“Mothers’ stress, especially when mothers are stressed because of the juggling with work and trying to find time with kids, that may actually be affecting their kids poorly,” said co-author Kei Nomaguchi, a sociologist at Bowling Green State University.
I'm sure it is stressful but motherhood has been stressful throughout human history and it must have been much more stressful in the past and yet women managed.
This is from a Washington Post article about a recent study that purports to demonstrate that quality time is more significant than quantity of time parents spend with their children. Right up front, I will say that I suspect that the point about quantity not being as important as was assumed is right.
“I could literally show you 20 charts, and 19 of them would show no relationship between the amount of parents’ time and children’s outcomes. . . . Nada. Zippo,” said Melissa Milkie, a sociologist at the University of Toronto and one of the report’s authors.

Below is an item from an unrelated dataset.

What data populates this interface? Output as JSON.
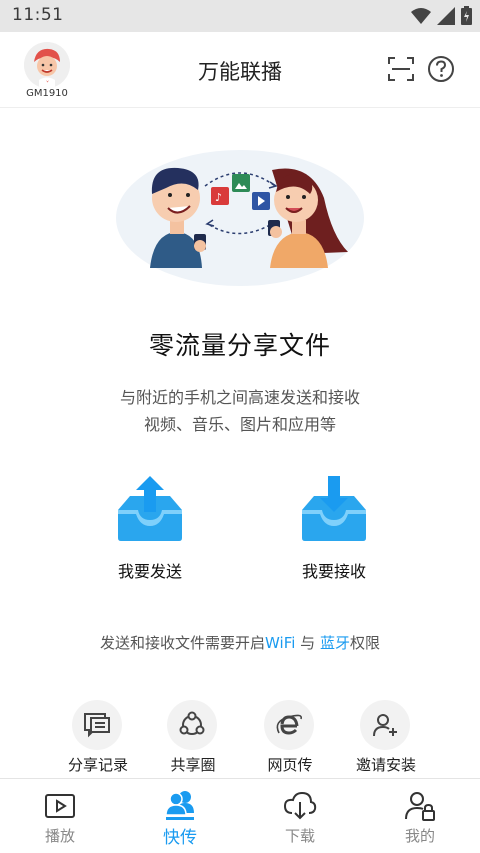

But let me ask the rude question: Is it the quality of the time that matters? Or is it the quality of the parent spending that time?
Pay attention to what is going on when you're with children and you'll quickly realize that they are much better at learning than you are at teaching. They will often be learning things that you wish they weren't—how to manipulate their parents, how to get out of chores, how to score points against other kids—but learn they will do. As a parent, you are under your child's scrutiny every single moment. They make moral assessments about how to behave based on what they see from you. Yes, reading to a child is a good thing to do but a child also learns from you when they see you reading for yourself—they learn that this is a valued activity. If you read aloud to them a few minutes every night but watch TV every free moment, that too teaches a lesson.
Children often worry about growing up to be like their mothers. Mothers don't worry nearly enough at the thought that their kids will grow up to be just like them.